November 17, 2017
Georgetown psychology chair Chandan Vaidya and her research team discover that weight-loss surgery may reverse the negative effects of teenage obesity on cognitive functioning.
Smell Receptors in Kidneys Subject of NIH-Funded Study
November 10, 2017
Blythe Shepard, assistant professor at the School of Nursing & Health Studies, holds an NIH grant to study a smell receptor in the kidneys and its potential involvement in disease development.
NIH Study to Determine if Childhood Disease Rates Higher in Vaccine Refusal Areas
November 9, 2017
The National Institutes of Health awards a $1.7 million grant to Georgetown biology professor Shweta Bansal to lead a study on vaccine refusal and how that may relate to the emergence of vaccine-preventable diseases in America.
A Psychopath’s Brain Versus Yours: New Book Reveals the Differences
November 2, 2017
Georgetown psychology professor Abigail Marsh explains how a so-called "ordinary" brain differs from that of a psychopath or an altruist n her new book.
Sewing Hope: Living Wage Apparel Factory a Lesson for Larger Companies
October 23, 2017
A new book co-authored by international affairs professor John Kline says large apparel firms should take a lesson from Alta Gracia, a Dominican Republic factory that provides safe conditions and a living wage.
Global Health Leader Mark Dybul Elected to National Academy of Medicine
October 16, 2017
The National Academy of Medicine elects as a new member Dr. Mark Dybul (C'85, M'92), professor of medicine at Georgetown's School of Medicine and faculty co-director of the Center for Global Health and Quality at the university's Medical Center.
Co-Inventor of HPV Vaccine Technology Now Researching Virus Treatment
October 13, 2017
Dr. Richard Schlegel, co-inventor of the Georgetown-owned technology that led to a human papillomavirus (HPV) vaccine, is now working on research that may lead to a treatment for women already infected with the virus.
Complex Reasons Spur Women to Change STEM Majors, New Georgetown Study Finds
October 11, 2017

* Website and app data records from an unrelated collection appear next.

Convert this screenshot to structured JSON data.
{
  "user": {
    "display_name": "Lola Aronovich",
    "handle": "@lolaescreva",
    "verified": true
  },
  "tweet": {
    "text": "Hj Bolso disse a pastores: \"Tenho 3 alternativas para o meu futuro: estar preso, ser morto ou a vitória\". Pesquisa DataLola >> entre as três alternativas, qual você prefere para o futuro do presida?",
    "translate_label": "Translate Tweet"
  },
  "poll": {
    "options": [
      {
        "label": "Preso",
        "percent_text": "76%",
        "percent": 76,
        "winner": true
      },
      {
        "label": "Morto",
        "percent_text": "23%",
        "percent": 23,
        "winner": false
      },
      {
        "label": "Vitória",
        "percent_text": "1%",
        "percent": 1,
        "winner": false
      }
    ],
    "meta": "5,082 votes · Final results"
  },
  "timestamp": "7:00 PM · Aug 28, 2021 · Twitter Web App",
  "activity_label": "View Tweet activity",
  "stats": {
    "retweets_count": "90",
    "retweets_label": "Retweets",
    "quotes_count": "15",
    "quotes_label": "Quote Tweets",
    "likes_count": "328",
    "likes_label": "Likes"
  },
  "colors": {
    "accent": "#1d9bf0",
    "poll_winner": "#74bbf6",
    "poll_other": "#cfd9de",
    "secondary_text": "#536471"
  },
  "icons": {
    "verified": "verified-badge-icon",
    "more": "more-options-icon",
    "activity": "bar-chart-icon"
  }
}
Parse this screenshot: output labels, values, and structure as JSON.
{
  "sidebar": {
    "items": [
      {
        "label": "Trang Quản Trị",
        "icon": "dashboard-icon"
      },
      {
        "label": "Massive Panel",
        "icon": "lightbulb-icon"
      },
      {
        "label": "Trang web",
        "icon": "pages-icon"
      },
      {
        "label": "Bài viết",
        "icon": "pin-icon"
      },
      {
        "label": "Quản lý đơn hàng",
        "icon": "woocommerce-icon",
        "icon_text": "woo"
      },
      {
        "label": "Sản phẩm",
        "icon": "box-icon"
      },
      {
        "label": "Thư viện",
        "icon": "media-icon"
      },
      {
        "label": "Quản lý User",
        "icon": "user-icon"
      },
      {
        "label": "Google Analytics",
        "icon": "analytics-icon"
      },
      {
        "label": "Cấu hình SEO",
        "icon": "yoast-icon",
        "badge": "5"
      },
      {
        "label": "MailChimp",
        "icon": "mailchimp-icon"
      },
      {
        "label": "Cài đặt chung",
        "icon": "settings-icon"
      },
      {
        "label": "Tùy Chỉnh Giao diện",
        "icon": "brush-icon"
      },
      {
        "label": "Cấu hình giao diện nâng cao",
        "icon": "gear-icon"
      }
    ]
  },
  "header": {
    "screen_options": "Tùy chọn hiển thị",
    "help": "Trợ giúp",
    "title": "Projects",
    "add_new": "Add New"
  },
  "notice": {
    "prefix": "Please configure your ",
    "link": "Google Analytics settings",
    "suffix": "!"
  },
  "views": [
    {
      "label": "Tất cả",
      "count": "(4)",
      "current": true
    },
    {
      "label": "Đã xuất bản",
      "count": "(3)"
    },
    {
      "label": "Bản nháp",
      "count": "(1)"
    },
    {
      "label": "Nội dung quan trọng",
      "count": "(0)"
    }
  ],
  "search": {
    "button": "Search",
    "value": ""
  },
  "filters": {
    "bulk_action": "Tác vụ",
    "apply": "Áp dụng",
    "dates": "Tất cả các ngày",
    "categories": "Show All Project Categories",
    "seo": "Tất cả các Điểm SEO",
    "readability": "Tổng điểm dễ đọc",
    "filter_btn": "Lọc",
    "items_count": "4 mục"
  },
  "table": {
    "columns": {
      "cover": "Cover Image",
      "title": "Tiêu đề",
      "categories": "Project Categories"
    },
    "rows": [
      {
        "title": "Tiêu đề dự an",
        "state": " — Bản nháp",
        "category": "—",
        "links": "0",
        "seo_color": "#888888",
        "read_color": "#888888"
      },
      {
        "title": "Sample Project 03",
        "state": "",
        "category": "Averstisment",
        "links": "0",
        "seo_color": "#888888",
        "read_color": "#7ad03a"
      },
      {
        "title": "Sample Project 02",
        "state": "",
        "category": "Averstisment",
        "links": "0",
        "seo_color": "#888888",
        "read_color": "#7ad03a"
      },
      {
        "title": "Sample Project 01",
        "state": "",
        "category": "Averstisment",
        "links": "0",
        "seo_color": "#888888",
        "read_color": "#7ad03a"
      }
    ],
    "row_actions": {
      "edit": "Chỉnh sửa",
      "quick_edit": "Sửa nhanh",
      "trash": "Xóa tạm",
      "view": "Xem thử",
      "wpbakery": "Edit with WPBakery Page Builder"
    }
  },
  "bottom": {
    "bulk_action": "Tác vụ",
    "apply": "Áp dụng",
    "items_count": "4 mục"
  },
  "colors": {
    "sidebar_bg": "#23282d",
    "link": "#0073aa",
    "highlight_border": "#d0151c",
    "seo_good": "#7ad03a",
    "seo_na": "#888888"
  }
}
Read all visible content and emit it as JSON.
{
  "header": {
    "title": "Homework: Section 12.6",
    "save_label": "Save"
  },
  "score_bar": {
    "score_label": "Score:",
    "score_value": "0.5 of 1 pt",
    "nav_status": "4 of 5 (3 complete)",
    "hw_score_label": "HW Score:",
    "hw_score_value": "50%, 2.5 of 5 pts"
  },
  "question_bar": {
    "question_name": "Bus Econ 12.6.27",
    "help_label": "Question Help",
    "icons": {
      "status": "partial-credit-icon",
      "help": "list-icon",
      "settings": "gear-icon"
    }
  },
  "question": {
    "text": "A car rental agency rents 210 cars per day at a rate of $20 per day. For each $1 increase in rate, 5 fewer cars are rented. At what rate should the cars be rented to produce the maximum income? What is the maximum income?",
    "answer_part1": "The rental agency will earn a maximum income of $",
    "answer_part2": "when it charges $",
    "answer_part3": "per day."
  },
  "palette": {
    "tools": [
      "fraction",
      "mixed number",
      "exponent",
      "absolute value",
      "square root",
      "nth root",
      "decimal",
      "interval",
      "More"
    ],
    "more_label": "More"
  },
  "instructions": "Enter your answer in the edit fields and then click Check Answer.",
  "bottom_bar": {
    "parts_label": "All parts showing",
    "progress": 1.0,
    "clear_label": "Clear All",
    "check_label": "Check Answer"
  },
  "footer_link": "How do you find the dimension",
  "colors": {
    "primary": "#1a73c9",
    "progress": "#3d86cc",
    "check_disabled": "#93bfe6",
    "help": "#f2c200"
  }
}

The triple threat of low grades, gender composition of a major and gender stereotypes are what compel undergraduate women to switch from a STEM (science, technology, engineering, and math) major to another field, according to a new Georgetown study.
School of Nursing & Health Studies Students Study Abroad in Australia
September 28, 2017
Anna Feiner and Elizabeth Schnolis, both junior nursing majors at the School of Nursing & Health Studies, take courses in acute care, mental health and other topics while refining their skills in laboratory and clinical settings at Australian Catholic University.
D.C. Education Leader, Alumna Kaya Henderson Joins Georgetown as Distinguished Scholar in Residence
September 22, 2017
Alumna Kaya Henderson becomes Distinguished Scholar in Residence at Georgetown, where she will work with the university's president and provost to conduct research and advise on issues such as affordable higher education models, racial justice, college access and success.